The site run by the pair, CSGO Lotto, allowed players to bet gun "skins" from the game Counter-Strike: Global Offensive that alter the look, but not the function, of weapons. Such skins can essentially be used as gambling chips, since they can exchanged at Valve's Steam Marketplace for real cash, with Valve taking a 15 percent cut.
Martin and Cassell ran YouTube segments showing themselves "winning" skins at CSGO Lotto, when in fact they owned the site. They also reportedly paid YouTube personalities up to $55,000 for faked-up videos also showing them winning valuable loot.
Explaining why there was no penalty, the FTC said it normally can't fine defendants for a first offense. However, it did said that the pair could face amends of more than $40,000 per violation if they fail to "clearly and conspicuously disclose" any future activity.
The commission has updated its guidelines to make clear that social media influencers must disclose any financial or other connections to sites they endorse. It also sent warning letters to 21 social media personalities about their Instagram posts. "Consumers need to know when social media influencers are being paid or have any other material connection to the brands endorsed in their posts," Chairman Maureen Ohlhausen said in a statement.
So far, the pair have essentially escaped punishment, and the FTC's decision is likely to anger parents of minors that lost hundreds of dollars or more. Valve and CSGO Lotto (and other gambling sites) have both faced lawsuits, but so far, the cases have been dismissed, bounced around different courts, and moved to arbitration.
Last year, Valve sent cease-and-desist orders to 23 gambling sites after news of the CSGO Lotto scandal broke.
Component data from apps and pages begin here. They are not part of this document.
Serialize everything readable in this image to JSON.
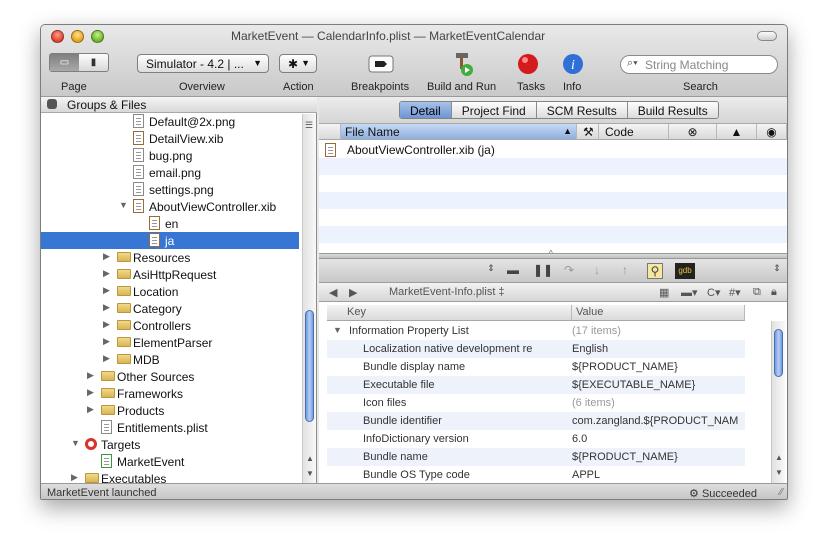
{
  "window": {
    "title": "MarketEvent — CalendarInfo.plist — MarketEventCalendar",
    "status_left": "MarketEvent launched",
    "status_right": "Succeeded"
  },
  "toolbar": {
    "page_label": "Page",
    "scheme_value": "Simulator - 4.2 | ...",
    "overview_label": "Overview",
    "action_label": "Action",
    "breakpoints_label": "Breakpoints",
    "build_run_label": "Build and Run",
    "tasks_label": "Tasks",
    "info_label": "Info",
    "search_placeholder": "String Matching",
    "search_label": "Search"
  },
  "sidebar": {
    "header": "Groups & Files",
    "items": [
      {
        "label": "Default@2x.png",
        "kind": "file"
      },
      {
        "label": "DetailView.xib",
        "kind": "xib"
      },
      {
        "label": "bug.png",
        "kind": "file"
      },
      {
        "label": "email.png",
        "kind": "file"
      },
      {
        "label": "settings.png",
        "kind": "file"
      },
      {
        "label": "AboutViewController.xib",
        "kind": "xib"
      },
      {
        "label": "en",
        "kind": "xib"
      },
      {
        "label": "ja",
        "kind": "xib",
        "selected": true
      },
      {
        "label": "Resources",
        "kind": "folder"
      },
      {
        "label": "AsiHttpRequest",
        "kind": "folder"
      },
      {
        "label": "Location",
        "kind": "folder"
      },
      {
        "label": "Category",
        "kind": "folder"
      },
      {
        "label": "Controllers",
        "kind": "folder"
      },
      {
        "label": "ElementParser",
        "kind": "folder"
      },
      {
        "label": "MDB",
        "kind": "folder"
      },
      {
        "label": "Other Sources",
        "kind": "folder"
      },
      {
        "label": "Frameworks",
        "kind": "folder"
      },
      {
        "label": "Products",
        "kind": "folder"
      },
      {
        "label": "Entitlements.plist",
        "kind": "file"
      },
      {
        "label": "Targets",
        "kind": "target"
      },
      {
        "label": "MarketEvent",
        "kind": "app"
      },
      {
        "label": "Executables",
        "kind": "folder"
      }
    ]
  },
  "tabs": [
    "Detail",
    "Project Find",
    "SCM Results",
    "Build Results"
  ],
  "results": {
    "columns": [
      "File Name",
      "Code"
    ],
    "rows": [
      {
        "file": "AboutViewController.xib (ja)"
      }
    ]
  },
  "editor": {
    "nav_path": "MarketEvent-Info.plist ‡"
  },
  "plist": {
    "columns": [
      "Key",
      "Value"
    ],
    "rows": [
      {
        "key": "Information Property List",
        "value": "(17 items)"
      },
      {
        "key": "Localization native development re",
        "value": "English"
      },
      {
        "key": "Bundle display name",
        "value": "${PRODUCT_NAME}"
      },
      {
        "key": "Executable file",
        "value": "${EXECUTABLE_NAME}"
      },
      {
        "key": "Icon files",
        "value": "(6 items)"
      },
      {
        "key": "Bundle identifier",
        "value": "com.zangland.${PRODUCT_NAM"
      },
      {
        "key": "InfoDictionary version",
        "value": "6.0"
      },
      {
        "key": "Bundle name",
        "value": "${PRODUCT_NAME}"
      },
      {
        "key": "Bundle OS Type code",
        "value": "APPL"
      }
    ]
  }
}
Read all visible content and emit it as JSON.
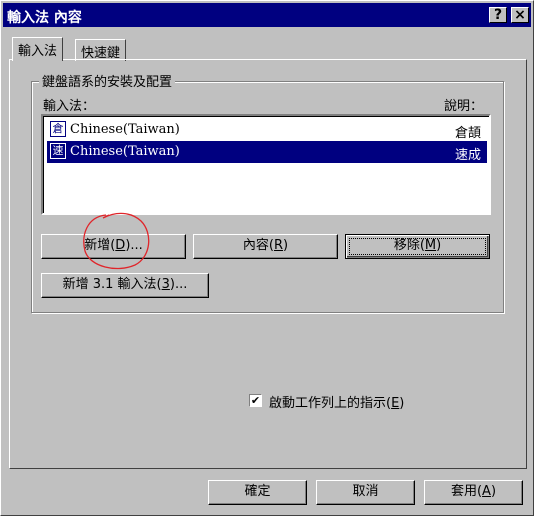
{
  "window": {
    "title": "輸入法 內容",
    "help_label": "?",
    "close_label": "×"
  },
  "tabs": [
    {
      "label": "輸入法"
    },
    {
      "label": "快速鍵"
    }
  ],
  "group": {
    "title": "鍵盤語系的安裝及配置",
    "list_header_left": "輸入法：",
    "list_header_right": "說明：",
    "items": [
      {
        "icon": "倉",
        "name": "Chinese(Taiwan)",
        "desc": "倉頡",
        "selected": false
      },
      {
        "icon": "速",
        "name": "Chinese(Taiwan)",
        "desc": "速成",
        "selected": true
      }
    ],
    "buttons": {
      "add": {
        "text": "新增(",
        "mnemonic": "D",
        "suffix": ")..."
      },
      "props": {
        "text": "內容(",
        "mnemonic": "R",
        "suffix": ")"
      },
      "remove": {
        "text": "移除(",
        "mnemonic": "M",
        "suffix": ")"
      },
      "add31": {
        "text": "新增 3.1 輸入法(",
        "mnemonic": "3",
        "suffix": ")..."
      }
    }
  },
  "indicator": {
    "checked": true,
    "check_glyph": "✔",
    "text": "啟動工作列上的指示(",
    "mnemonic": "E",
    "suffix": ")"
  },
  "footer": {
    "ok": "確定",
    "cancel": "取消",
    "apply": {
      "text": "套用(",
      "mnemonic": "A",
      "suffix": ")"
    }
  },
  "colors": {
    "titlebar": "#000080",
    "face": "#c0c0c0",
    "selection": "#000080",
    "annotation": "#e0252a"
  }
}
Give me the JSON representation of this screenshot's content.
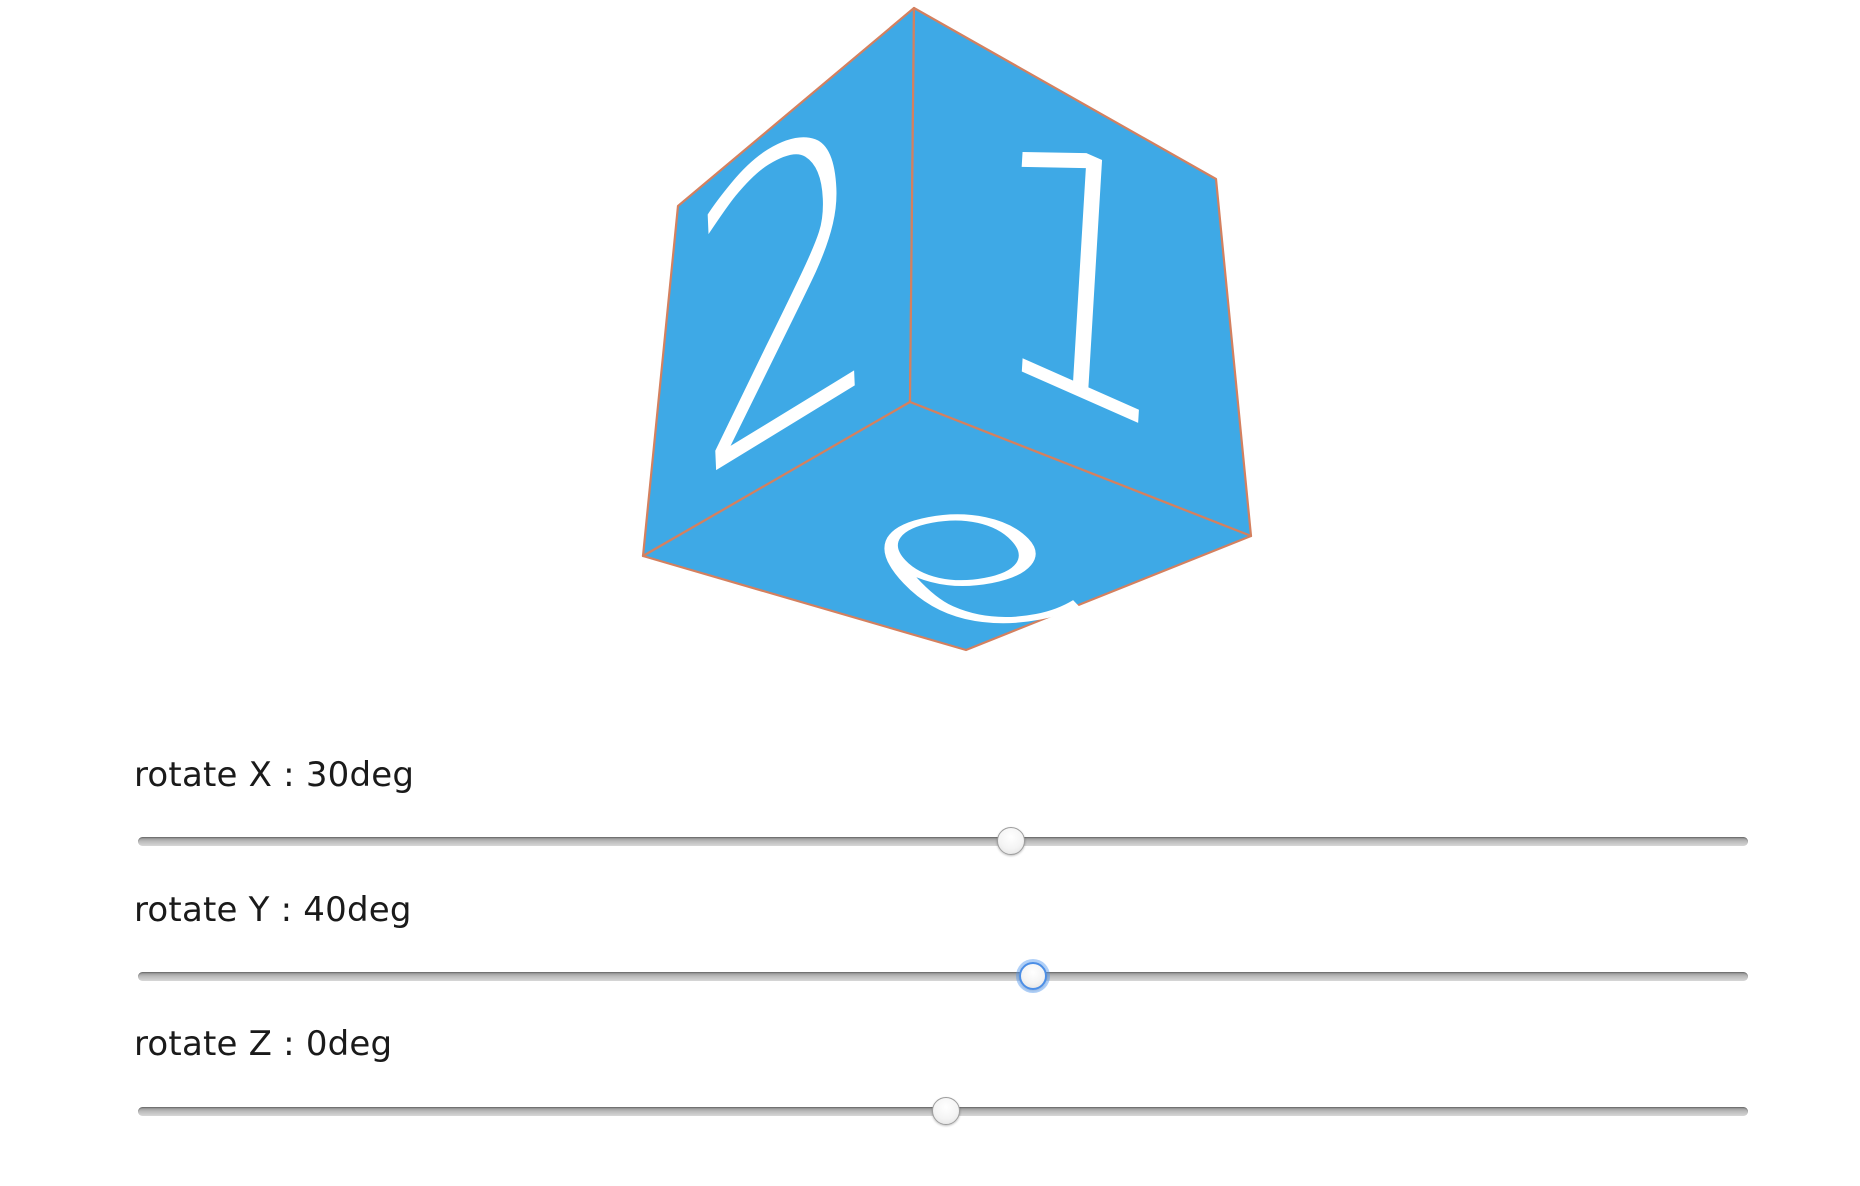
{
  "cube": {
    "face_color": "#3ea9e6",
    "edge_color": "#d4805f",
    "digit_color": "#ffffff",
    "faces": {
      "left": "2",
      "right": "1",
      "bottom": "6"
    }
  },
  "controls": {
    "rotate_x": {
      "label": "rotate X : 30deg",
      "value_fraction": 0.542
    },
    "rotate_y": {
      "label": "rotate Y : 40deg",
      "value_fraction": 0.556,
      "focused": true
    },
    "rotate_z": {
      "label": "rotate Z : 0deg",
      "value_fraction": 0.502
    }
  }
}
It was later ordered by Washington State's gambling commission to stop gun skin transfer activities, but vehemently denied any culpability, saying it does not engage in, promote or facilitate gambling. "If there is a specific criminal statute or regulation you believe Valve is violating, please provide a citation. We are not aware of any such law that Steam or its games are violating," company counsel Liam Lavery said.